A number of negative effects of marijuana have been well documented. In addition to short-term memory loss, marijuana leads to respiratory disease, motor coordination deficits, and psychiatric disturbances. Regarding the latter, chronic marijuana use can produce psychotic symptoms that are indistinguishable from schizophrenia.
Chronic marijuana use can produce psychotic symptoms that are indistinguishable from schizophrenia.

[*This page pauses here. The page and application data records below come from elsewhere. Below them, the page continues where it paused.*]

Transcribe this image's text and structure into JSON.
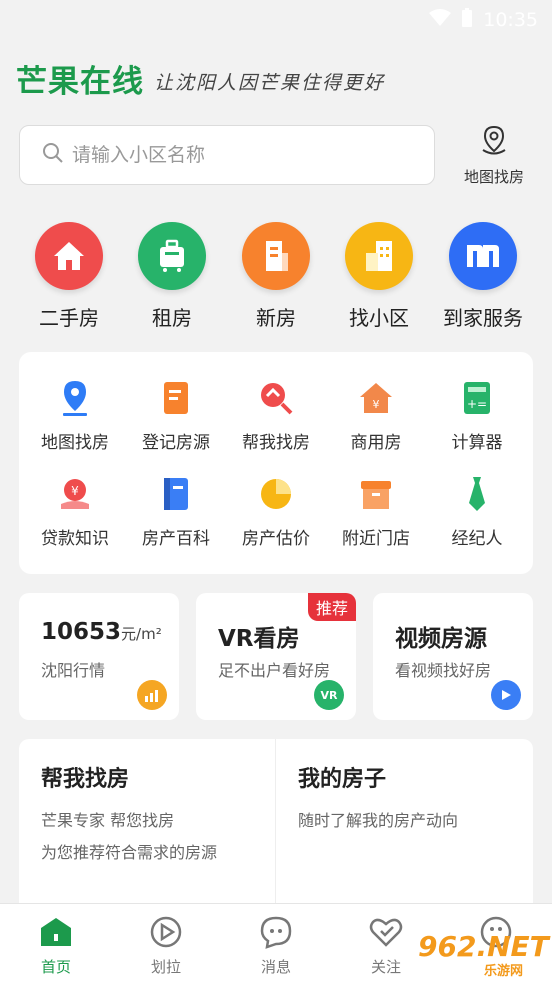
{
  "status": {
    "time": "10:35"
  },
  "header": {
    "logo": "芒果在线",
    "slogan": "让沈阳人因芒果住得更好"
  },
  "search": {
    "placeholder": "请输入小区名称",
    "map_find": "地图找房"
  },
  "categories": [
    {
      "label": "二手房",
      "color": "#ef4c4c",
      "icon": "house-icon"
    },
    {
      "label": "租房",
      "color": "#27b36a",
      "icon": "suitcase-icon"
    },
    {
      "label": "新房",
      "color": "#f7822d",
      "icon": "building-icon"
    },
    {
      "label": "找小区",
      "color": "#f7b614",
      "icon": "buildings-icon"
    },
    {
      "label": "到家服务",
      "color": "#2e6df5",
      "icon": "service-logo-icon"
    }
  ],
  "tools": [
    {
      "label": "地图找房",
      "icon": "map-pin-icon"
    },
    {
      "label": "登记房源",
      "icon": "register-icon"
    },
    {
      "label": "帮我找房",
      "icon": "search-house-icon"
    },
    {
      "label": "商用房",
      "icon": "commercial-icon"
    },
    {
      "label": "计算器",
      "icon": "calculator-icon"
    },
    {
      "label": "贷款知识",
      "icon": "loan-icon"
    },
    {
      "label": "房产百科",
      "icon": "book-icon"
    },
    {
      "label": "房产估价",
      "icon": "pie-icon"
    },
    {
      "label": "附近门店",
      "icon": "store-icon"
    },
    {
      "label": "经纪人",
      "icon": "tie-icon"
    }
  ],
  "quick": [
    {
      "title": "10653",
      "unit": "元/m²",
      "sub": "沈阳行情",
      "icon_color": "#f5a623"
    },
    {
      "title": "VR看房",
      "sub": "足不出户看好房",
      "badge": "推荐",
      "icon_text": "VR",
      "icon_color": "#27b36a"
    },
    {
      "title": "视频房源",
      "sub": "看视频找好房",
      "icon_color": "#3a7ef5"
    }
  ],
  "big_cards": [
    {
      "title": "帮我找房",
      "line1": "芒果专家 帮您找房",
      "line2": "为您推荐符合需求的房源"
    },
    {
      "title": "我的房子",
      "line1": "随时了解我的房产动向",
      "line2": ""
    }
  ],
  "tabs": [
    {
      "label": "首页",
      "active": true
    },
    {
      "label": "划拉",
      "active": false
    },
    {
      "label": "消息",
      "active": false
    },
    {
      "label": "关注",
      "active": false
    },
    {
      "label": "",
      "active": false
    }
  ],
  "watermark": {
    "text": "962.NET",
    "sub": "乐游网"
  },
  "colors": {
    "brand": "#1c9a4c",
    "badge": "#e6323b"
  }
}
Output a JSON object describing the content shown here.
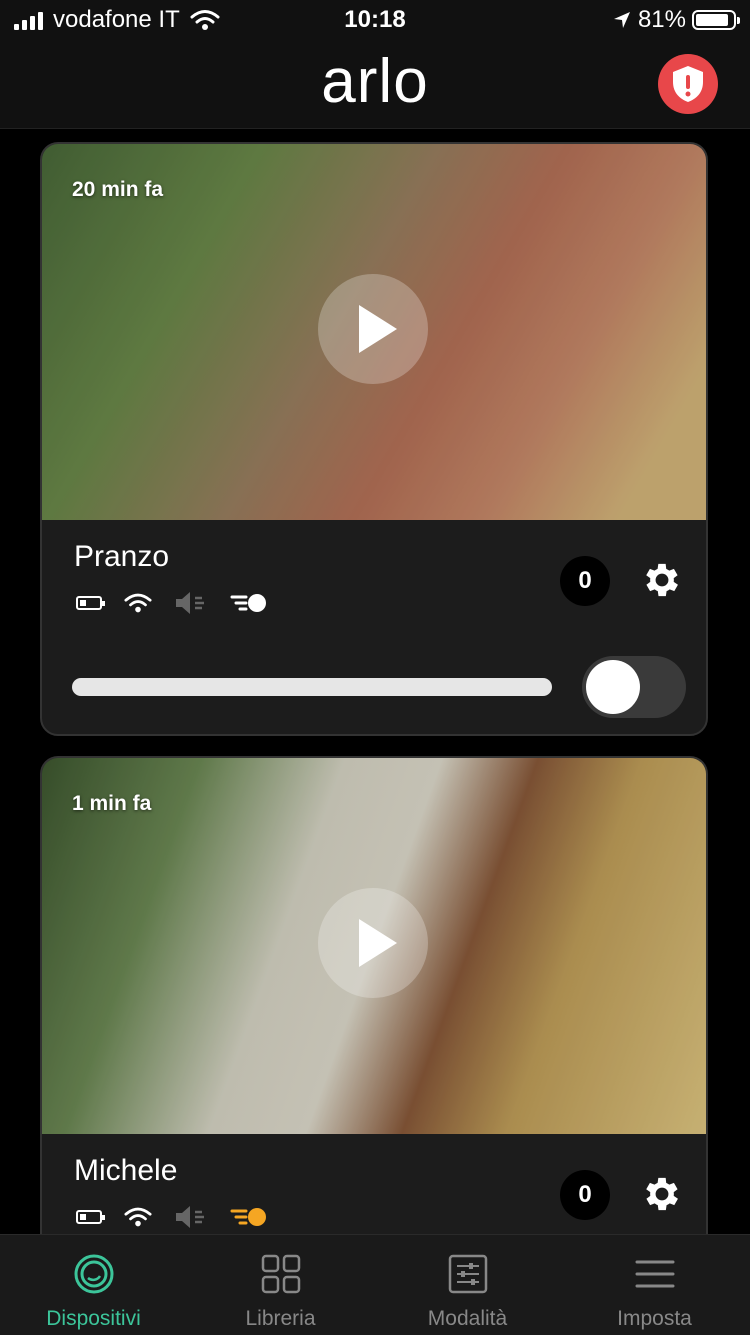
{
  "status_bar": {
    "carrier": "vodafone IT",
    "time": "10:18",
    "battery": "81%"
  },
  "header": {
    "logo": "arlo",
    "alert_icon": "shield-exclamation-icon"
  },
  "cameras": [
    {
      "timestamp": "20 min fa",
      "name": "Pranzo",
      "count": "0",
      "motion_color": "#ffffff"
    },
    {
      "timestamp": "1 min fa",
      "name": "Michele",
      "count": "0",
      "motion_color": "#f5a623"
    }
  ],
  "tabs": [
    {
      "label": "Dispositivi",
      "icon": "camera-ring-icon",
      "active": true
    },
    {
      "label": "Libreria",
      "icon": "grid-icon"
    },
    {
      "label": "Modalità",
      "icon": "sliders-icon"
    },
    {
      "label": "Imposta",
      "icon": "menu-icon"
    }
  ],
  "colors": {
    "accent": "#3cc59a",
    "alert": "#e8474a",
    "motion_active": "#f5a623"
  }
}
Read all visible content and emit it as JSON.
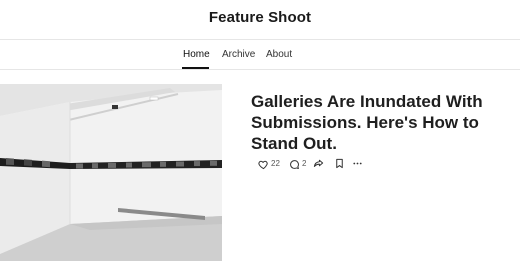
{
  "site": {
    "title": "Feature Shoot"
  },
  "nav": {
    "items": [
      {
        "label": "Home",
        "active": true
      },
      {
        "label": "Archive",
        "active": false
      },
      {
        "label": "About",
        "active": false
      }
    ]
  },
  "post": {
    "title": "Galleries Are Inundated With Submissions. Here's How to Stand Out.",
    "image_alt": "Empty white gallery room with a strip of black-and-white photographs along the walls",
    "likes": "22",
    "comments": "2",
    "icons": [
      "heart-icon",
      "comment-icon",
      "share-icon",
      "bookmark-icon",
      "more-icon"
    ]
  },
  "colors": {
    "text": "#1a1a1a",
    "divider": "#e6e6e6",
    "muted": "#555555"
  }
}
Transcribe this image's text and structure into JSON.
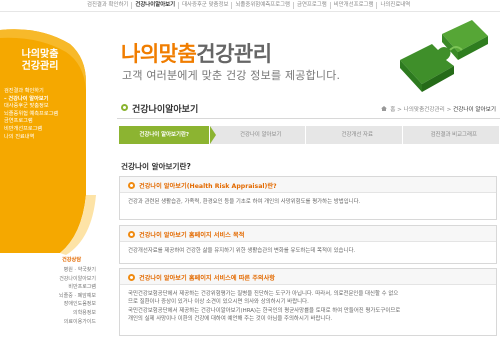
{
  "topnav": {
    "items": [
      {
        "label": "검진결과 확인하기",
        "active": false
      },
      {
        "label": "건강나이알아보기",
        "active": true
      },
      {
        "label": "대사증후군 맞춤정보",
        "active": false
      },
      {
        "label": "뇌졸중위험예측프로그램",
        "active": false
      },
      {
        "label": "금연프로그램",
        "active": false
      },
      {
        "label": "비만개선프로그램",
        "active": false
      },
      {
        "label": "나의진료내역",
        "active": false
      }
    ]
  },
  "sidebar": {
    "title_line1": "나의맞춤",
    "title_line2": "건강관리",
    "menu": [
      {
        "label": "검진결과 확인하기",
        "type": "main"
      },
      {
        "label": "– 건강나이 알아보기",
        "type": "sub-selected"
      },
      {
        "label": "대사증후군 맞춤정보",
        "type": "main"
      },
      {
        "label": "뇌졸중위험 예측프로그램",
        "type": "main"
      },
      {
        "label": "금연프로그램",
        "type": "main"
      },
      {
        "label": "비만개선프로그램",
        "type": "main"
      },
      {
        "label": "나의 진료내역",
        "type": "main"
      }
    ],
    "lower_heading": "건강상담",
    "lower_items": [
      "병원 · 약국찾기",
      "건강나이알아보기",
      "비만프로그램",
      "뇌졸중 · 폐암예보",
      "장애인도움정보",
      "의학용정보",
      "의료이용가이드"
    ]
  },
  "banner": {
    "title_orange": "나의맞춤",
    "title_gray": "건강관리",
    "subtitle": "고객 여러분에게 맞춘 건강 정보를 제공합니다."
  },
  "page": {
    "title": "건강나이알아보기",
    "breadcrumb_home": "홈",
    "breadcrumb_mid": "나의맞춤건강관리",
    "breadcrumb_current": "건강나이 알아보기",
    "breadcrumb_sep": ">"
  },
  "tabs": [
    {
      "label": "건강나이 알아보기란?",
      "active": true
    },
    {
      "label": "건강나이 알아보기",
      "active": false
    },
    {
      "label": "건강개선 자료",
      "active": false
    },
    {
      "label": "검진결과 비교그래프",
      "active": false
    }
  ],
  "question": "건강나이 알아보기란?",
  "boxes": [
    {
      "heading": "건강나이 알아보기(Health Risk Appraisal)란?",
      "lines": [
        "건강과 관련된 생활습관, 가족력, 환경요인 등을 기초로 하여 개인의 사망위험도를 평가하는 방법입니다."
      ]
    },
    {
      "heading": "건강나이 알아보기 홈페이지 서비스 목적",
      "lines": [
        "건강개선자료를 제공하여 건강한 삶을 유지하기 위한 생활습관의 변화를 유도하는데 목적이 있습니다."
      ]
    },
    {
      "heading": "건강나이 알아보기 홈페이지 서비스에 따른 주의사항",
      "lines": [
        "국민건강보험공단에서 제공하는 건강위험평가는 질병을 진단하는 도구가 아닙니다. 따라서, 의료전문인을 대신할 수 없으",
        "므로 질환이나 증상이 있거나 이상 소견이 있으시면 의사와 상의하시기 바랍니다.",
        "국민건강보험공단에서 제공하는 건강나이알아보기(HRA)는 한국인의 평균사망률을 토대로 하여 만들어진 평가도구이므로",
        "개인의 실제 사망이나 이환의 건강에 대하여 예언해 주는 것이 아님을 주의하시기 바랍니다."
      ]
    }
  ],
  "colors": {
    "orange": "#f07d00",
    "green": "#8cb431",
    "text": "#666666"
  }
}
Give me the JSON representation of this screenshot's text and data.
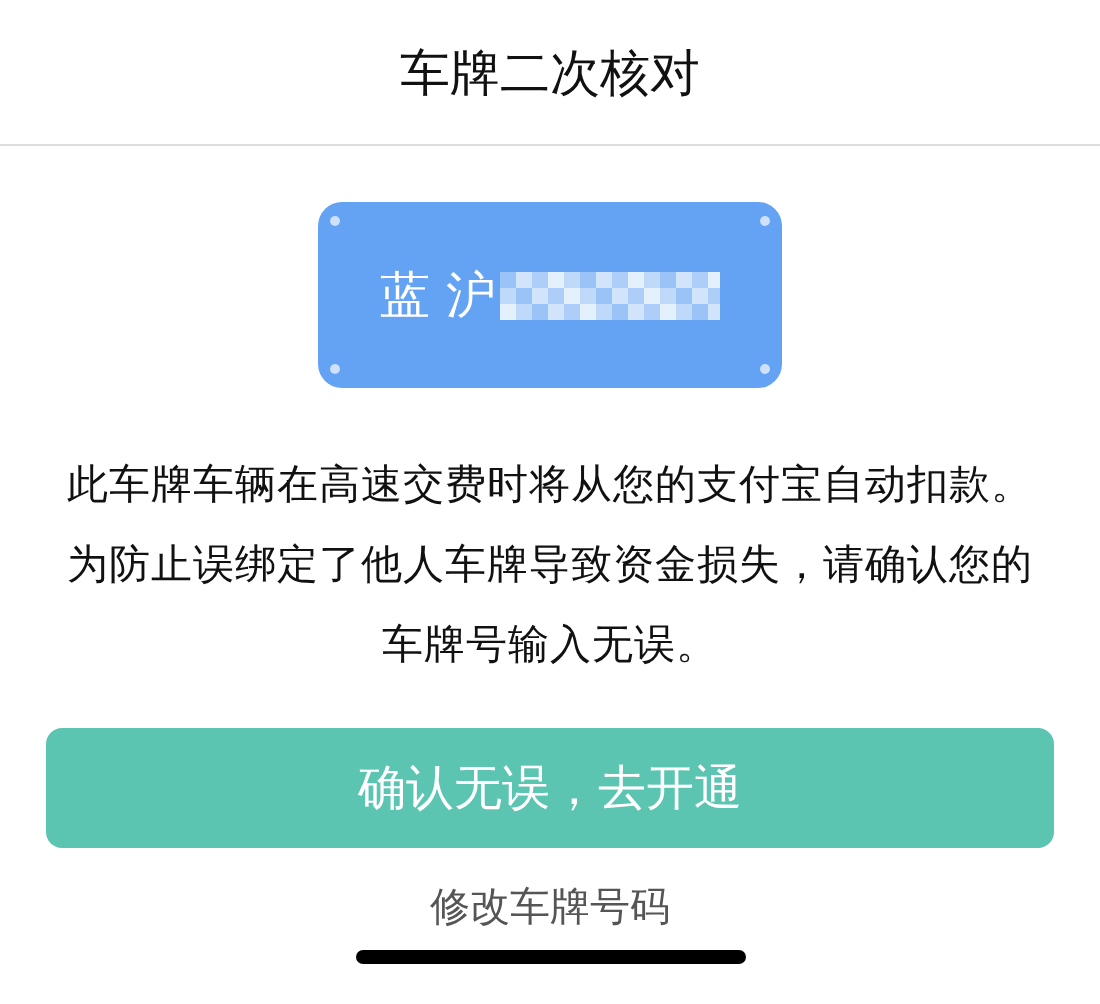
{
  "header": {
    "title": "车牌二次核对"
  },
  "plate": {
    "text": "蓝 沪"
  },
  "message_lines": [
    "此车牌车辆在高速交费时将从您的支付宝自动扣款。",
    "为防止误绑定了他人车牌导致资金损失，请确认您的",
    "车牌号输入无误。"
  ],
  "confirm_button": "确认无误，去开通",
  "edit_link": "修改车牌号码"
}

Many of our nation’s veterans already suffer from drug and alcohol use disorders, in addition to PTSD. Conflating a temporary high with the sustained relief from anxiety, depression, and nightmares that’s provided by evidence-based therapies confuses the issue. In addition to possibly causing further harm to the veteran, it may prevent those greatest in need from seeking professional help.
Promoting an illicit drug cure for PTSD when there is little science or clear rational reasoning is a bad idea. Until the scientific community adequately studies the issue and can clearly demonstrate the positive benefits of marijuana for PTSD, the practice of promoting its use to veterans with PTSD should stop.
A former military psychologist and veteran of the Iraq War, Bret Moore is the author of “Taking Control of Anxiety: Small Steps for Getting the Best of Worry, Stress and Fear” and “Wheels Down: Adjusting to Life after Deployment.”